Central bankers go to great lengths to avoid spooking markets. They fuss over every word in an effort to measure expectations so consumers and investors know what to expect.
The central bank’s benchmark federal funds rate now sits in a range between 1.0 and 1.25 percent, a remarkably low level for a strong economy. The economy’s actual strength is now a big focus of debate.
Fed Chair Jerome H. Powell’s bold response to the rapid spread of coronavirus is precedented. As Kathy Lien of BK Asset Management pointed out on Twitter, his predecessors made similar moves in response to the global financial crisis, the Sept. 11 terrorist attacks on the United States and the bursting of the tech-stock bubble.
Below, we look at some of the millennium’s most notable unscheduled rate cuts.
The Great Recession
Jan. 22, 2008: 0.75 points
A week ahead of their regularly scheduled meeting, Ben S. Bernanke announced the Fed’s deepest rate cut in 24 years, which The Washington Post at the time described as “a bold action designed to prevent steep losses in world stock markets from causing an all-out panic."
We didn’t really know it yet, but the Great Recession was already underway. The official arbiters of when recessions begin and end, the business cycle dating committee at the National Bureau of Economic Research (NBER), would later determine that the previous expansion had peaked in December 2007.
Oct. 8, 2008: 0.5 points
In a dramatic effort to contain the spiraling global financial crisis, the Fed worked with about 20 other central banks worldwide to slash interest rates. Even China joined in.
The 2008 cut, from 1.5 percent to 1.0 percent, was similar in both level and magnitude to today’s Fed action. It came at the depths of the Great Recession as Bernanke struggled to contain the market chaos that followed the implosion of Lehman Brothers a few weeks earlier.
The 2001 Recession
April 18, 2001: 0.5 points
A year after the Nasdaq peaked and the dot-com bubble burst, it seemed as if the long expansion of the 1990s was slowly unraveling.

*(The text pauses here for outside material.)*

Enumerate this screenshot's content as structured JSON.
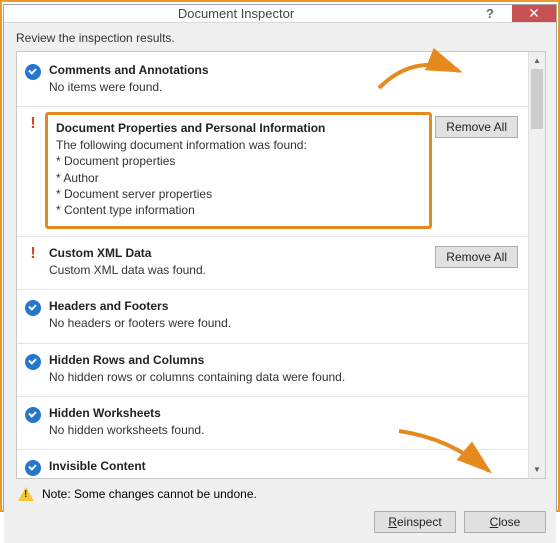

As business investment and corporate profits lagged behind, Fed Chair Alan Greenspan sprang into action.
“A surprise half-percentage-point interest rate cut by the Federal Reserve today set off a roar on the floor of the New York Stock Exchange and triggered a buying frenzy,” The Post reported at the time.
By the end of that year, NBER would determine March was the turning point, and the economy was in a recession by April. You wouldn’t know it from the restrained tones of contemporary news coverage.
Sept. 17, 2001: 0.5 points
The Fed cut rates just before markets reopened in the wake of the Sept. 11 terrorist attacks, in what The Post at the time called “an effort to bolster investor confidence.”
“Many economists and policymakers are concerned that last week’s terrorist attacks may have seriously damaged both investor and consumer confidence,” The Post reported. “Should stock prices remain depressed, or fall much further than they did yesterday, confidence could worsen and easily plunge the already weak U.S. economy into a recession, analysts said.”
As you know by now, NBER would later determine the economy was already in recession in September. It hit bottom a month later, after which the expansion of the 2000s would begin.
Heather Long contributed to this report.